Here are some resources with clear information on protecting bees from pesticides:

BeeCheck/FieldWatch program in Minnesota. This is a program that allows beekeepers to note the position of their hives on a map (GoogleMap based) so that pesticide applicators can take precautions in those areas.

MN Department of Entomology Pollinator conservation:

Koch, R.L. and M. Spivak. 2013. Protect pollinators while trying to protect your crops. Minnesota Crop News. August 5, 2013.

The Xerces Society for Invertebrate Conservation:

The Center for Urban Ecology and Sustainability, Department of Entomology, University of Minnesota (Dr. Vera Krischik)   "Pollinator Conservation" (.pdf)

Here is a sample paragraph from Dr. Vera Krischik's "Pollinator Conservation" bulletin:

How You Can Help: Understanding Proper Insecticide Use
Dr. Vera Krischik and Emily Tenczar

The conservation of beneficial insects, that includes bees, insect predators, parasitic wasps, and butterflies, is an essential part of Integrated Pest management (IPM) programs. IPM promotes multiple tactics to manage pests and to suppress the population size below levels that will damage the plant.

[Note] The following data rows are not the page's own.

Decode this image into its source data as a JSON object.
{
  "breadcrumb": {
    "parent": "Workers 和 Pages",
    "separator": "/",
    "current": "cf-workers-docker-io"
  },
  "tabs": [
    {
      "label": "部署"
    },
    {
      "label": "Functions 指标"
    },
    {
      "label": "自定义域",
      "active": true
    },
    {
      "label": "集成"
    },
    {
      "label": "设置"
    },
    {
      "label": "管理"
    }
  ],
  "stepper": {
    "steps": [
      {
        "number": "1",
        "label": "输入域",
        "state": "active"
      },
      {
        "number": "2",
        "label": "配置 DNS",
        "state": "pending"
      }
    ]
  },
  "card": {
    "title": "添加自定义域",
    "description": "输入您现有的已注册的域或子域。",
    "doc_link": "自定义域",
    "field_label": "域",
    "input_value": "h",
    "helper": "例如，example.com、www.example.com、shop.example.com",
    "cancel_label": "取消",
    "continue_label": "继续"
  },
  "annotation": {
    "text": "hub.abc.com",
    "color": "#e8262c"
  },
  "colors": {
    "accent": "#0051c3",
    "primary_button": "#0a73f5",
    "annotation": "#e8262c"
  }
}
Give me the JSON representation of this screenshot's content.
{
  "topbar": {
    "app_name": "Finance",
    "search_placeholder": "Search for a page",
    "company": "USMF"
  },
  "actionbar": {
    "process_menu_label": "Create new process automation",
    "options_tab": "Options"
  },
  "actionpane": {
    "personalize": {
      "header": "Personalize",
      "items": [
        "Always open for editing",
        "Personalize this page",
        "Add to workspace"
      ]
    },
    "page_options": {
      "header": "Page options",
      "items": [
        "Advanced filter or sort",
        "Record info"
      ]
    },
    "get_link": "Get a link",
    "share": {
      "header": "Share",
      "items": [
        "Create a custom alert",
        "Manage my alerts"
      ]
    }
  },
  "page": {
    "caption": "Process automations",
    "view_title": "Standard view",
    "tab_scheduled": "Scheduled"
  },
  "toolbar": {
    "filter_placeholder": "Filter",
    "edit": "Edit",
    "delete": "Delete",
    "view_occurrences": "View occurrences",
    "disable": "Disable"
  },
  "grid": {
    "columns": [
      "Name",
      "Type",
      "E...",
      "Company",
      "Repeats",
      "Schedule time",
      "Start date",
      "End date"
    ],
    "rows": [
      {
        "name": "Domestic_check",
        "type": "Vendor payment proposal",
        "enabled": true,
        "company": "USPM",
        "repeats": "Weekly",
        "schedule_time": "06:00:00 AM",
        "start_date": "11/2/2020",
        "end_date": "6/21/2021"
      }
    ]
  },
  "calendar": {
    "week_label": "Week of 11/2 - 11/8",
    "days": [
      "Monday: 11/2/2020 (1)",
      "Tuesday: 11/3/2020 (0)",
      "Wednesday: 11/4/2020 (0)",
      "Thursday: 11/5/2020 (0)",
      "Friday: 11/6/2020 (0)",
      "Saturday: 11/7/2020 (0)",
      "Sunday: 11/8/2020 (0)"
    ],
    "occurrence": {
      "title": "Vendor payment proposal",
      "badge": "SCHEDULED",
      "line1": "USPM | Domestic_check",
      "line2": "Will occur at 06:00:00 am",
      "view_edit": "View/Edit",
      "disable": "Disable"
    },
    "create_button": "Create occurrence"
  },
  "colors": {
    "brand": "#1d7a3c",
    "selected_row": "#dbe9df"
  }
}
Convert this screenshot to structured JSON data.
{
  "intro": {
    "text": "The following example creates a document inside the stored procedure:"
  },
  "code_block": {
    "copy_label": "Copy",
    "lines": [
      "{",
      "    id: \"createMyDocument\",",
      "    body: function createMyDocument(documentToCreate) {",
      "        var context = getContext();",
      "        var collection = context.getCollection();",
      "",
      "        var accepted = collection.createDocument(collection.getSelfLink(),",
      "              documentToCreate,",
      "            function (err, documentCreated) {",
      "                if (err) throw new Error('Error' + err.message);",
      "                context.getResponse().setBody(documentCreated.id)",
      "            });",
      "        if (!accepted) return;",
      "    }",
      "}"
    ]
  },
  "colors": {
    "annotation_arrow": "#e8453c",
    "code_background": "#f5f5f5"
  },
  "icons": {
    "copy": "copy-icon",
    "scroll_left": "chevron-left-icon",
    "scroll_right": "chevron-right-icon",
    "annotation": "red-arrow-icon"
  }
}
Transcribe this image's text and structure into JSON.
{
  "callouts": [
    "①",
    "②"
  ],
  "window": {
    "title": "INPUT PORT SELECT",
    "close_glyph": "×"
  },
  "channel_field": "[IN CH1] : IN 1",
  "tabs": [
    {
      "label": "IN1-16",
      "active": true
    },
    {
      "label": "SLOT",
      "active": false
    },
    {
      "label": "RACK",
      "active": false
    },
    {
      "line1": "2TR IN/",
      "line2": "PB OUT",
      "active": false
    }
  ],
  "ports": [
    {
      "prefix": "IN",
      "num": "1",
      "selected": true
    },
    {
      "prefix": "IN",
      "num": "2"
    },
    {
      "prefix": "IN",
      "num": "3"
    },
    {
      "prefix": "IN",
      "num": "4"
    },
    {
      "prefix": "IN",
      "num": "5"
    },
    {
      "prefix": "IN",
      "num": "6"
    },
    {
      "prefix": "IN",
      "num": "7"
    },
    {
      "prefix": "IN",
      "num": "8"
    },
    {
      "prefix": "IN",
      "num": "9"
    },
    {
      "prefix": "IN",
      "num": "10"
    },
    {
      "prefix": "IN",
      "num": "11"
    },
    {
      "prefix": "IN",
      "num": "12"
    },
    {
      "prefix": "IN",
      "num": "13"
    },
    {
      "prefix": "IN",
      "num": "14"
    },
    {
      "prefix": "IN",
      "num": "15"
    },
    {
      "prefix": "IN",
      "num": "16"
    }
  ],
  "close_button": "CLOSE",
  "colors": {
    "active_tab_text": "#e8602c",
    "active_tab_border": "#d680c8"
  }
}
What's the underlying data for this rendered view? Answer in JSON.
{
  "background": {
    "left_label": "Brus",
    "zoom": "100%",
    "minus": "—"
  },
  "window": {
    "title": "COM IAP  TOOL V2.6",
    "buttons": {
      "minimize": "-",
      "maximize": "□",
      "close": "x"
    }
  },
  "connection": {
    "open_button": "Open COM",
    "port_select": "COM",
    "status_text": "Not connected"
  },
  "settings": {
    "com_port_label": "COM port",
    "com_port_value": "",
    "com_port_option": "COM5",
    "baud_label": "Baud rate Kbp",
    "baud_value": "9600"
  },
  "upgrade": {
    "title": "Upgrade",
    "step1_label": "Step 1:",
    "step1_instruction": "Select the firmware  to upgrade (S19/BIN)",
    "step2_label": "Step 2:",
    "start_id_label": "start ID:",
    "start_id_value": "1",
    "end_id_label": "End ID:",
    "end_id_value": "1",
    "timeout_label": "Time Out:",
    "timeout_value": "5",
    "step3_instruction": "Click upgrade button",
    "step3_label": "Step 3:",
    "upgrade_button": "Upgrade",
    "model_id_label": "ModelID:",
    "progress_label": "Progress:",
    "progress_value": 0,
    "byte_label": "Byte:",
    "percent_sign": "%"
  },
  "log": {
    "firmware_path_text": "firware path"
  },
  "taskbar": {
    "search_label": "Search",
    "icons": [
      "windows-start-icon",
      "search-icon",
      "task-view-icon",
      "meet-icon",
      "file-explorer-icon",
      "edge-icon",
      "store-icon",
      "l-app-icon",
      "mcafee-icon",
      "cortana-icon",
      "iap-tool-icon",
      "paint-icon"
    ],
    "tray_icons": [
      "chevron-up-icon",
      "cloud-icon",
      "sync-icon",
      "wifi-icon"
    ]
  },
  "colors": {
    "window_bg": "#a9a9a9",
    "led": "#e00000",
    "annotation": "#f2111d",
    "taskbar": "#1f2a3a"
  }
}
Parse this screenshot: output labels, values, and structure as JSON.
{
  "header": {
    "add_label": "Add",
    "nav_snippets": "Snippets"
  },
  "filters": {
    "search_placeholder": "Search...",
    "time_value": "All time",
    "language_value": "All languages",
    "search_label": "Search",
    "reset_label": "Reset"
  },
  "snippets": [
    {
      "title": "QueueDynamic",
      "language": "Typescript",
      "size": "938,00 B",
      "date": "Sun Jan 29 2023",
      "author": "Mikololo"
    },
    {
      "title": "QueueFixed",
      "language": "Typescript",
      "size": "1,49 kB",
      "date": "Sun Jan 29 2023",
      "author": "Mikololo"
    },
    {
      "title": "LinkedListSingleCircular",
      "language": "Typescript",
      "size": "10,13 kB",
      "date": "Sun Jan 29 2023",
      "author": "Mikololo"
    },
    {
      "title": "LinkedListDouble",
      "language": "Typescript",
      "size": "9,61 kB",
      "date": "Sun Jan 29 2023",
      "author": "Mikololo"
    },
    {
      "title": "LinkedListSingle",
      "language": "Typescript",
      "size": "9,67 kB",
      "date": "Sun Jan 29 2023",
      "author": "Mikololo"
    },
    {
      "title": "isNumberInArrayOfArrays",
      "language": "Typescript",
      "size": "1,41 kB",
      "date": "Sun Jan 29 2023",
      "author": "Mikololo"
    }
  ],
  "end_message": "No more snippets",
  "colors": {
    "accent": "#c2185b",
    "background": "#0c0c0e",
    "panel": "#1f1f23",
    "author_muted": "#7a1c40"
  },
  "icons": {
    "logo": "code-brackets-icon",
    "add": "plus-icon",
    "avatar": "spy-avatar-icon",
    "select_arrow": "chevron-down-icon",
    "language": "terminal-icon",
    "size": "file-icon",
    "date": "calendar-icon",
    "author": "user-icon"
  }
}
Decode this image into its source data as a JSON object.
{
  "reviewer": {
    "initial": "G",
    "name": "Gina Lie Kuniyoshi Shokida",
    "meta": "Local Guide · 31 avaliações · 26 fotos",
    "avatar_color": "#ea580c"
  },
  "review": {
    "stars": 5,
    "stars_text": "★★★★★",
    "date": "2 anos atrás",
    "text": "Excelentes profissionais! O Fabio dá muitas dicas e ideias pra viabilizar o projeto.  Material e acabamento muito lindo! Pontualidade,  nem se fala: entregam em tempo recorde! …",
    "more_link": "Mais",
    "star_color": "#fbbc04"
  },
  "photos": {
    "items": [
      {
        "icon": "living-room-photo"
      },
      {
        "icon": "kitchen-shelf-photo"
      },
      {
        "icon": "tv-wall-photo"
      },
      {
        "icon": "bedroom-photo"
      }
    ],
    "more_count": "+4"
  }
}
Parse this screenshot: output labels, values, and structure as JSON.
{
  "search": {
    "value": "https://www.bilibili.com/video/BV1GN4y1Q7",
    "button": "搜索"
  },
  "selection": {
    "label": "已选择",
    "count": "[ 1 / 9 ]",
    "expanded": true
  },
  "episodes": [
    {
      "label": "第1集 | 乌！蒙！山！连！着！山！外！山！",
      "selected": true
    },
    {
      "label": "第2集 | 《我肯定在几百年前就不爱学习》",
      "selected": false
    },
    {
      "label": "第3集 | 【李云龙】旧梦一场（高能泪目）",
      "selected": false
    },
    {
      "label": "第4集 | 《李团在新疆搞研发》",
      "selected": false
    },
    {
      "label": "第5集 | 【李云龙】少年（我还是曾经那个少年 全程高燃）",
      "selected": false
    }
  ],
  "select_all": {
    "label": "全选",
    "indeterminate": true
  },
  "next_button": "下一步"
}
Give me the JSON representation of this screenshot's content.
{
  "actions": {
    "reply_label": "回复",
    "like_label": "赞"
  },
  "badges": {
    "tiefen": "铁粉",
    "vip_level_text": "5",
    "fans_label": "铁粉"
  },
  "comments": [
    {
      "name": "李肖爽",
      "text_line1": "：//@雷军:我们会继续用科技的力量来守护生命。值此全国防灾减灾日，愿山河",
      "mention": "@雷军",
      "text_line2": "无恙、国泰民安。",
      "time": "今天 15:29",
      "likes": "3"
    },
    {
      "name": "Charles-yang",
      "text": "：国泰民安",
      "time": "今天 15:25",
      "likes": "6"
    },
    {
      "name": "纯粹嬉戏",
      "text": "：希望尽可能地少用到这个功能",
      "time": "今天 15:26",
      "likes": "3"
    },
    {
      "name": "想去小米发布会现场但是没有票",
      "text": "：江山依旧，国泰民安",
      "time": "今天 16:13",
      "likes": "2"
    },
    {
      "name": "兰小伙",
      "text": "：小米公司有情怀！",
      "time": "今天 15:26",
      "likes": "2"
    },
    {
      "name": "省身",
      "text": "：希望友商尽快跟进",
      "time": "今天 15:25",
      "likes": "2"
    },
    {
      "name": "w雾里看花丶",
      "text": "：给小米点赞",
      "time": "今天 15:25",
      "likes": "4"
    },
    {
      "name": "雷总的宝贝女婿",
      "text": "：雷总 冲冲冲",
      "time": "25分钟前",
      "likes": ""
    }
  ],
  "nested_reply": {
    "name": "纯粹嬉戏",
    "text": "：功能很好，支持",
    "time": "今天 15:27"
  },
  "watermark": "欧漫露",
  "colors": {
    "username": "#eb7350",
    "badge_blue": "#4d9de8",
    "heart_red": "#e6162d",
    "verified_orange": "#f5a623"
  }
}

IPM tactics include cultural control, sanitation, biological control, using insecticides friendly to beneficial insects, and finally the use of conventional insecticides. IPM recognizes that the few remaining pest insects will support beneficial predators and parasitic wasps. When scouting plants for pest insects, check for populations of both pest and beneficial insects, such as lady beetles and bees. If beneficial insects are present, wait to spray insecticides to see if the beneficial insects control the pest insects or use specific insecticides that only target the pest insect. Do not apply insecticides while plants are in full bloom. If possible avoid beneficial insects by spraying leaves in the evening when bees and lady beetles are not foraging.